“I’m still a Soc Dem member and we’re in a process looking for someone strong to represent the values of the people who voted for us in 2019,” Mr Ó Tuathail said.
He polled 3,653 first preference votes in 2020 in Galway West and was only eliminated after the 12th count in the five-seat constituency.
That was an increase on the 3,455 number ones he received in his first Dáil election in 2016, when he also bowed out on the 12th count.
Mr Ó Tuathail was synonymous with the Social Democrats’ brand in Galway, and was heavily involved with the local referenda campaigns for marriage equality and to repeal the Eighth Amendment.
It surprised many political observers when he opted not to fight a local election for the party in 2019.
That was a breakthrough election for the Soc Dems, when Owen Hanley became the party’s first ever Galway City councillor by winning a seat in Galway City East. Sharon Nolan narrowly missed out on a seat in City Central during the same election.
Mr Hanley cited allegations made against him when he announced in January that he was resigning his position.
He said that the matters were “very serious” and would take a considerable amount of time for the authorities to investigate.
The resignation of Mr Hanley left a vacancy on the City Council.
It is the prerogative of the Social Democrats to nominate a person who will be co-opted to replace him as a councillor at City Hall.
A spokesperson for the party told the Tribune last week that it has not yet chosen a successor.
“We don’t have any update in relation to the co-option. I will let you know when we have a candidate,” the spokesperson said.

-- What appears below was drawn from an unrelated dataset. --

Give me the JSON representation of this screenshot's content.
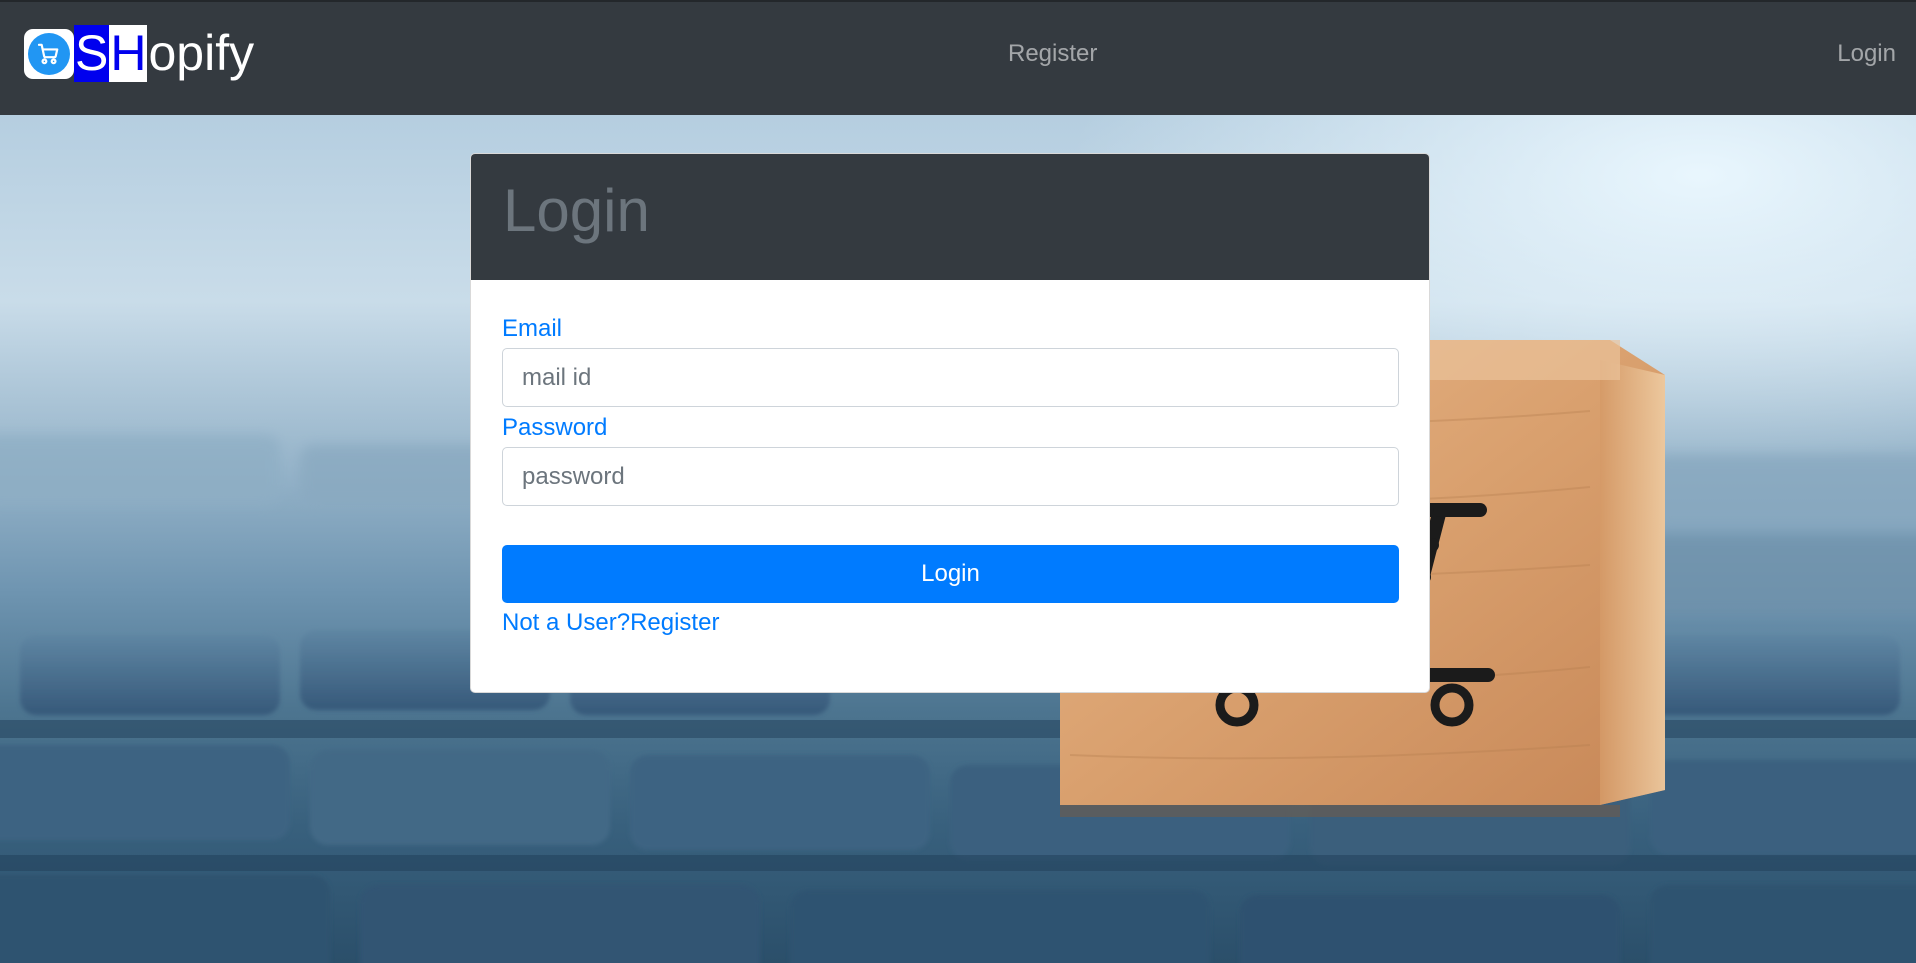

One problem faced by the party is that a number of possible replacements for Mr Hanley have left the Soc Dems over policy and other issues.
Cigarettes, drugs and cash seized in Galway
Officers from the Divisional Drugs Unit seized more than €73,000 worth of cigarettes, cash and drugs after a car and residence were searched in Galway today.
As part of Operation Tara – which is targeting the sale and supply of drugs and related criminal activity in the Galway area – Gardaí searched a car in the Knocknacarra area. Cash and cannabis were seized.
A follow up search was carried out at a residence in Salthill, where cigarettes worth €70,000, along with €3,100 in cash and a small quantity of suspected amphetamine were recovered.
No arrests were made, but Gardaí say they are following a definite line of inquiry.